July 31, 2012 – You’ll notice I never continued with our survival series, and haven’t updated with travel tales of any kind for a long time. Work exploded, life exploded, I was beginning to feel like my entire life revolved around my computer.
So one Tuesday, Kent grabbed me and told me he was taking me to watch the sun set over the ocean in Cedar Key. What you see in the photo is not Cedar Key, nor is it the ocean.
This is what happens when we decide to go to Cedar Key and don’t double-check on a map which road to take. (Tip for the locals: It’s not Newberry.) And this was us, realizing we were in the wrong place, and deciding, “Let’s see where this road goes!”
We realized something was wrong when we drove over the Suwannee River and found ourselves in Old Town.
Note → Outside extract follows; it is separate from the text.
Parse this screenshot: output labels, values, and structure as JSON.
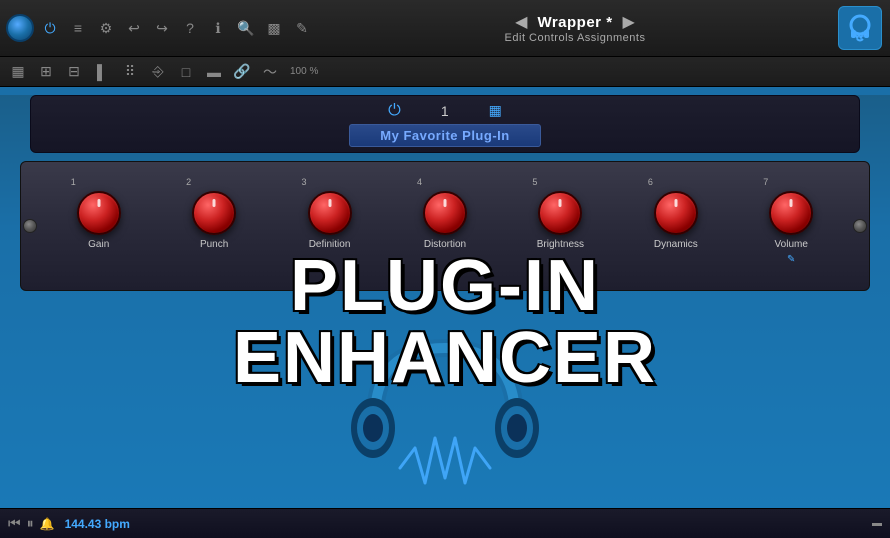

Notice on the map, Old Town. And notice that road marked “24″ that leads into Cedar Key. Obviously we weren’t on it…
No problem, I pulled out my trusty Droid to figure out where we went wrong. We saw the way to Cedar Key, but we also saw that unmarked road following along the Suwannee River (that big river you see there near Old Town) that appeared to just end at some unmarked place at the ocean. The decision was obvious.
The road was, just as it looked, straight to the ocean. No towns, no turnoffs. After getting, I don’t know, 15 miles or more down this deserted road, we started joking that we were going to get to the end and find some barricaded military base and have to turn around.
But no, nothing that exciting. The road ended, just as it appears, right at the ocean. Literally. The road stops, there’s a stop sign, a blinking light, and a single guard rail between you and what appears to be fairly deep water. The only way to go was left, into an area with a bunch of houses. So we set off to find a beach.
We didn’t find a beach. What we found was a lot of this:
We did find some water, like you see in the initial image, and here:
We couldn’t really get to any of it, though. We found a couple of boat launches, but other than that, if there were any public water-front areas, we didn’t find them. What we did find was houses. Lots and lots of houses, often really nice, with the occasional odd trailer, often single-wide and rusty, sitting in between.
(That mobile home above was not meant to represent “rusty.” In the areas with “rusty,” we didn’t stop for photos. We didn’t particularly feel unsafe, but anyone who’s seen horror movies knows you don’t just stop on a random tiny dirt road to photograph an old trailer when you have no cell reception and it’s almost dark.)
You may have noticed what you don’t see in the images above: people. We’d been driving around the narrow maze of streets for almost an hour, half the time having no idea which way was “out,” and had seen maybe four people. Many of these houses were boarded up, and there were “For Sale” signs everywhere.
So we gave up on the idea of a beach sunset and decided to find food. A town 20 miles from anywhere with this many vacation houses has to have somewhere to eat.
Luckily, the town did have a restaurant. (One.) Had we needed one, it also had a store. (One.) Luckily we didn’t need a gas station. (None.) There may have been other businesses at the marina, but they close early afternoon. So, Suwannee Cafe it was.
The staff was hanging out outside when we arrived, and we were the only customers. Once we were seated, I asked the ultimate clueless traveler question, “So where are we exactly?” We’d found the town of Suwannee. Population 300, situated right where the Suwannee River meets the ocean.
Apparently they put on a huge fireworks show and festival every July 4th that brings huge crowds to town, but aside from that, we found out we weren’t terribly wrong in our assessment that the town was a bit… light on people at the moment. Apparently this is part of Florida’s “hidden coast.” Very hidden…
But the food was good, the staff was extremely nice, and the restaurant had a certain quirky charm, and the best hushpuppies I’ve ever had. (I don’t say that lightly!) Their fried broccoli and cheese… things… were really good, too.
So that’s the story of our failed attempt to go to Cedar Key, and what can happen if you just decide to “see where that road goes.” Sure, we missed a beach sunset, but we’ve seen the beach. Instead, we got an amusing drive around a deserted town, good food, good conversation, and an awesome new place to take our boat!
Forget all of Florida’s famous beaches with their shops and miles of people tucked under beach umbrellas. I’ll take a quiet day in a quiet town, with just me, Kent, our little boat (next time!), the ocean, and the wildlife any day. Especially if the day ends with awesome hushpuppies.